◆ INSTRUCTIONS FOR THE TASK
Go through the records, and copy each line in which the string "arrow" is present.

===== SUPPLIED DATA

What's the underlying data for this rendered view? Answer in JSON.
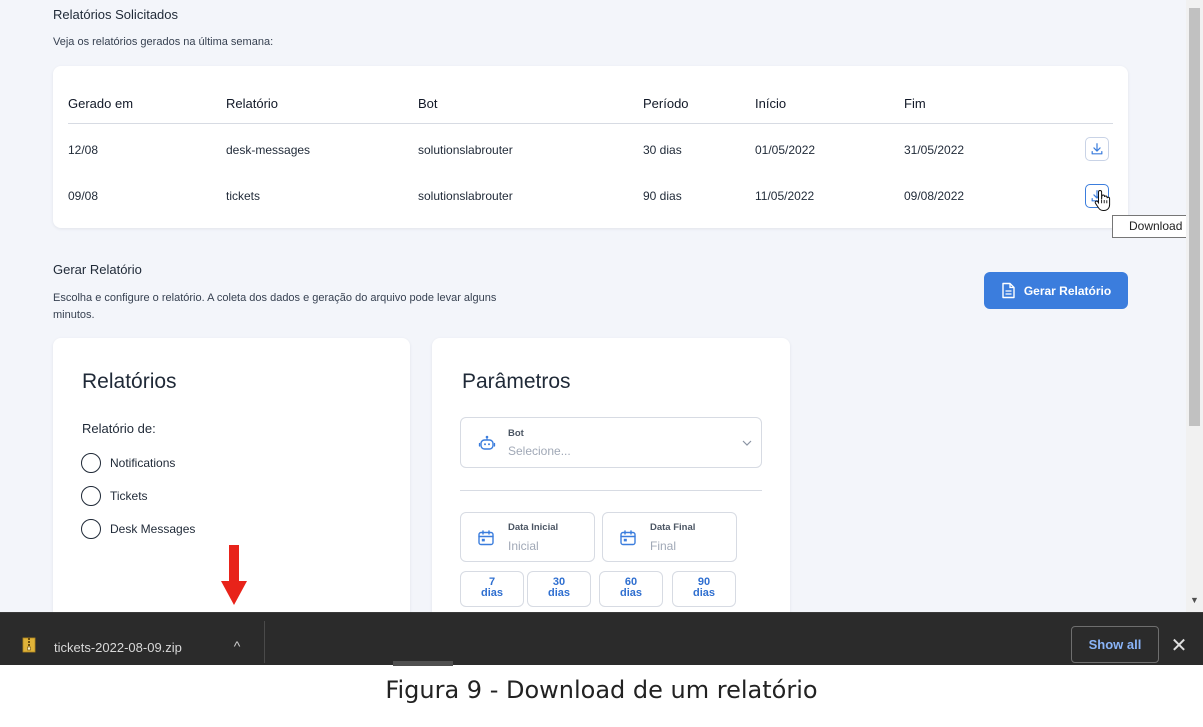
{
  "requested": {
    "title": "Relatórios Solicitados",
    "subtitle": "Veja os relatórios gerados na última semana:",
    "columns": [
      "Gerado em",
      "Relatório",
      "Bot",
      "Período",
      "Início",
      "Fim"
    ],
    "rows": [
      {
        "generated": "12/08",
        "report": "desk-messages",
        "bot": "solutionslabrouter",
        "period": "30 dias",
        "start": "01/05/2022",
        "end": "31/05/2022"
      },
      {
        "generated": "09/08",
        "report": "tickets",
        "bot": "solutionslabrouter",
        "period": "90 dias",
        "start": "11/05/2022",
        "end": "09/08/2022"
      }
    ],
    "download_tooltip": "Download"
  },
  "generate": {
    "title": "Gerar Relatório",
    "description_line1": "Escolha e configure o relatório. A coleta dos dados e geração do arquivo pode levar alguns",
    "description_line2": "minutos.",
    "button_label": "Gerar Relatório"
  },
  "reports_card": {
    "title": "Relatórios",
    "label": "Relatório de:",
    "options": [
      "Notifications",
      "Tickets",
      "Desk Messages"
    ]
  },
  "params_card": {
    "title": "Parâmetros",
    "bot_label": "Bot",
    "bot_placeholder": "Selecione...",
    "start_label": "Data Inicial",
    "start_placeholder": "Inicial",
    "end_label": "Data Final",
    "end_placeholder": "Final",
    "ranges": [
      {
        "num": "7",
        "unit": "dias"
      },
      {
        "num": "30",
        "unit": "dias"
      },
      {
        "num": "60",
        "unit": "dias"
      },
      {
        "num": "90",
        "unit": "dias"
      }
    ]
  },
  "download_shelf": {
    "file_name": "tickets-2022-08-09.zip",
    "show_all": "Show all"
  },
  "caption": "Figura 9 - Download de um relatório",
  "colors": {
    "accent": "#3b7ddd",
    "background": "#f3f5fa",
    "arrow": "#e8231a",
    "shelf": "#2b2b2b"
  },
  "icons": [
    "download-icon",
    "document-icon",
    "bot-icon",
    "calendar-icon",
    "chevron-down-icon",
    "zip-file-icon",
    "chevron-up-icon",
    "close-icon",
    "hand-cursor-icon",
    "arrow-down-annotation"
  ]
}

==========

◆ RESULT OF THE EXERCISE
    "arrow": "#e8231a",
    "arrow-down-annotation"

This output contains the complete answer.